To determine if psilocybin could be used as a treatment to help patients, Nutt and his team were given £550,000 by the Medical Research Council to begin a three-year project to test the drug on people with depression. Patients who had failed to respond to two previous treatments would be selected. The aim was to test thirty with the drug and thirty with a placebo.
However, the group has found its path blocked by bureaucracy. So difficult has the government and the EU made it for companies to manufacture the active ingredients of Class A drugs that price tags of around £100,000 were given by chemical companies.
“We only need a relatively small amount of the drug, an order worth only a few hundred pounds,” said Nutt, who is set to describe his work with psilocybin at the UK Festival of Neuroscience conference in London. “If we have to pay £100,000 we simply cannot afford to carry out the rest of the study. We have not given up but it is proving very difficult,” he said.
“Depression is now the largest cause of disability in Europe. There are many effective treatments but only about a third of individuals respond fully. At least 10% fail to respond to three different treatments. We badly need more types of treatment but we cannot pursue these because the government is denying scientists access to powerful tools that could help people in need.

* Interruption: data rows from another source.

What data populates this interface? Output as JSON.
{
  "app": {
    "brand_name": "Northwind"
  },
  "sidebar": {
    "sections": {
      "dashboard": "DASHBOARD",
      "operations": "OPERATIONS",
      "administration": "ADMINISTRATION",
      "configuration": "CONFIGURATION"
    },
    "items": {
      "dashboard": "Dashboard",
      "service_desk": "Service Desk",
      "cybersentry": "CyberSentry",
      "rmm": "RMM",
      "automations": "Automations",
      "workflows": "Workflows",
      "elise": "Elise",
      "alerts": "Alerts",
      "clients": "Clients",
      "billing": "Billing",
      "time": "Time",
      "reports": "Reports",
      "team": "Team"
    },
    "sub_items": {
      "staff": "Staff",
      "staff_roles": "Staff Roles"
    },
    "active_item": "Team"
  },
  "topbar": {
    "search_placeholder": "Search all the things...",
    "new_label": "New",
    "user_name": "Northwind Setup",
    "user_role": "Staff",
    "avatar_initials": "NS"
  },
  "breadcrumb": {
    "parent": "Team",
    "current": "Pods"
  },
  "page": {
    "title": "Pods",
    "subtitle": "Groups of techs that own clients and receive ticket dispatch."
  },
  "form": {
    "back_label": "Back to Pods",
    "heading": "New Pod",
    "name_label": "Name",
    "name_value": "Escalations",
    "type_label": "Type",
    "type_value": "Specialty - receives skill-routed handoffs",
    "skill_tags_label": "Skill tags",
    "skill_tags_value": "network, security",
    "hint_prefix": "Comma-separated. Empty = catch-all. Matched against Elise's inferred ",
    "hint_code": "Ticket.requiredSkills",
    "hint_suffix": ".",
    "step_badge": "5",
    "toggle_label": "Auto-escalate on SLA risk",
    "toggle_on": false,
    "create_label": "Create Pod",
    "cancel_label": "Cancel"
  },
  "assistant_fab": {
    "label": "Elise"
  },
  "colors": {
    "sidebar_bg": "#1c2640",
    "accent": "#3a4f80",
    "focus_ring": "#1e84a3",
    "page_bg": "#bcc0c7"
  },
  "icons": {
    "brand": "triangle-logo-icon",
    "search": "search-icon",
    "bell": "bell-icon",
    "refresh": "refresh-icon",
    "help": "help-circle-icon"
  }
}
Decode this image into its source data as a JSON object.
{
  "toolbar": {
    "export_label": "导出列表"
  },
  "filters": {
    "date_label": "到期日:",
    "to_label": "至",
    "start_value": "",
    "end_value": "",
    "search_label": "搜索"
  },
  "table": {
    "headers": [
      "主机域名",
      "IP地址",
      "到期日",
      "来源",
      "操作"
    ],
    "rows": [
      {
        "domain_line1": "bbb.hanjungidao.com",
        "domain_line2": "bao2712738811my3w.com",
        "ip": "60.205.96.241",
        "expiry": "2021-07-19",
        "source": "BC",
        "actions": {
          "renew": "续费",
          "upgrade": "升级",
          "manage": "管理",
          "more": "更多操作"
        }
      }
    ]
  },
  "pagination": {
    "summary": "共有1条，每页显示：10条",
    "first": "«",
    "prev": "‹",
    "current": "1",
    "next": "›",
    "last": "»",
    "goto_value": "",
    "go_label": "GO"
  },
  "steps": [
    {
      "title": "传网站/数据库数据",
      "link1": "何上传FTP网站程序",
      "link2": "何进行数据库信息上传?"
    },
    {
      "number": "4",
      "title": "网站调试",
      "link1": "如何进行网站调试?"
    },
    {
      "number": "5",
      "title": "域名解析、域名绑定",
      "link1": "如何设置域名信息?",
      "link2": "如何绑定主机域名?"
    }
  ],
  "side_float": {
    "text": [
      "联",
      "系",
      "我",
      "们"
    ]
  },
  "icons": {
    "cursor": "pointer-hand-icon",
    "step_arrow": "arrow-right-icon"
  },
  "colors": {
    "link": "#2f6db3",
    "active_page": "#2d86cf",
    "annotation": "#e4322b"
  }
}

The regulations that govern researchers access to Class A drugs are totally inappropriate and harmful.”